Bumble to launch a speed dating feature that lets users chat before matching or seeing pictures – SCREENSHOT Media

Bumble to launch a speed dating feature that lets users chat before matching or seeing pictures

By Alma Fabiani

Published Oct 4, 2022 at 03:26 PM

Reading time: 2 minutes

From opening up a cafe and wine bar to encourage in-person meetups following the countless COVID-19 lockdowns that kept us indoors and online during the last two years to playing a crucial part in the fight towards criminalising cyberflashing in the UK, it’s no surprise why Bumble is often seen as a pioneer in the dating app market. After all, its very own concept—having women make the first move—shook the industry when Bumble first launched in 2014.

It seems like 2022 is no different, as the dating app has now announced that it is looking to introduce its users to a new way of connecting with each other—speed dating is back in, peeps. As first reported by TechCrunch, the company has been “quietly testing a speed-dating feature in its UK market, which allows users to join the app on a designated night and time to engage in brief chats with other members before they’ve seen their photo or matched.”

If the date goes well, then both parties can choose to match in order to keep the conversation going. If not, easy-peasy, they can just pretend like it never happened.

Though Bumble wouldn’t confirm the details of the new service when TechCrunch reached out, it did note that it had a product announcement pending. “At Bumble, we are always testing new and different ways for our community to connect,” a spokesperson further told Gizmodo. “Like all tests, we will collect feedback before deciding if we roll it out more widely.”

The potential introduction of this speed dating feature follows a number of attempts by rival dating platforms to incorporate similar options into their own offerings—given how more and more users have started showing signs of fatigue with the standard swiping alternative.

So far, some of these efforts have fared better than others. Dating app Tinder’s parent Match Group, for example, leveraged technology from its acquisition of Hyperconnect to integrate audio and video technologies into its various brands including Meetic, Match and Japan-based Pairs, such as blind date-style features.

Tinder itself also launched a blind date feature involving in-app chats as well as a ‘Fast Chat’ feature for connecting before matching as part of its larger social platform, Tinder Explore. Even Facebook wanted a piece of the action when it tested a video speed dating service called Sparked back in 2021. The side project was eventually shut down in 2022 after it failed to gain traction.

According to data from product intelligence firm Watchful, Bumble’s new feature has been trialled on Thursdays at 7pm in the UK. Marketed as a game that allows users to ‘finally’ leave the app for good, it allegedly starts when Bumble users see a ‘Live’ icon appear in the app.

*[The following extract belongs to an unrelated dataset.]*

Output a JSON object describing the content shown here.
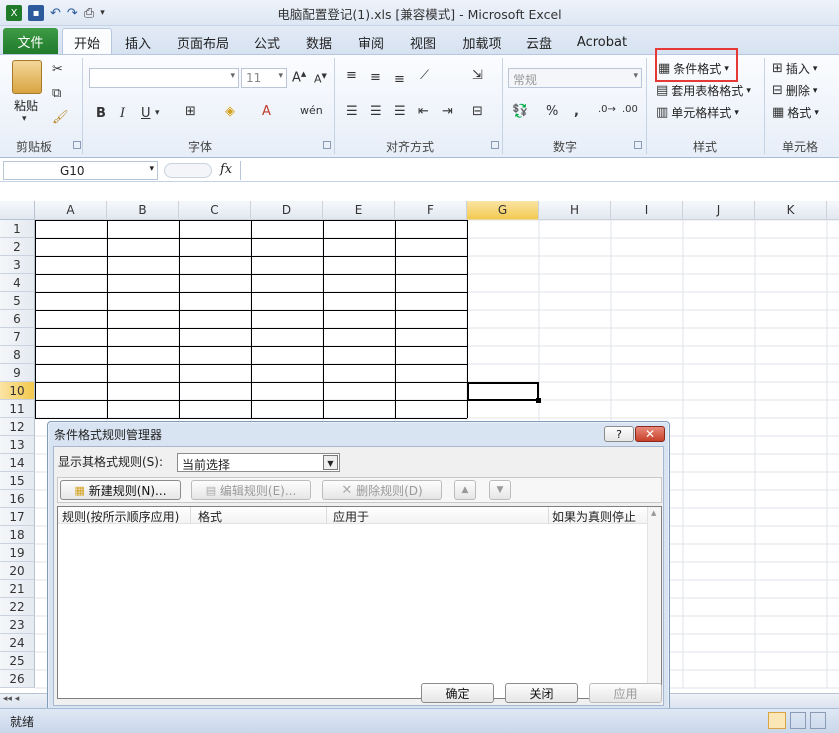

First, the players have to accept a set of dating rules—like “keep it respectful” and “don’t ask about their looks”—before they’re able to enter. They can then chat with other participants for three minutes before they’re shown each other’s photos. After the time is up, the players can decide to match and continue to a private chat.

Bumble has also recently been spotted testing a number of other social networking-inspired features within a platform called Hive, as part of the revamp of its BFF friend-finding platform, including video calls, polls and chats—a move that could be interpreted as yet another sign that younger users (namely, gen Z) are turning to social media apps to both socialise and meet potential partners, therefore cutting into traditional dating apps’ core audience.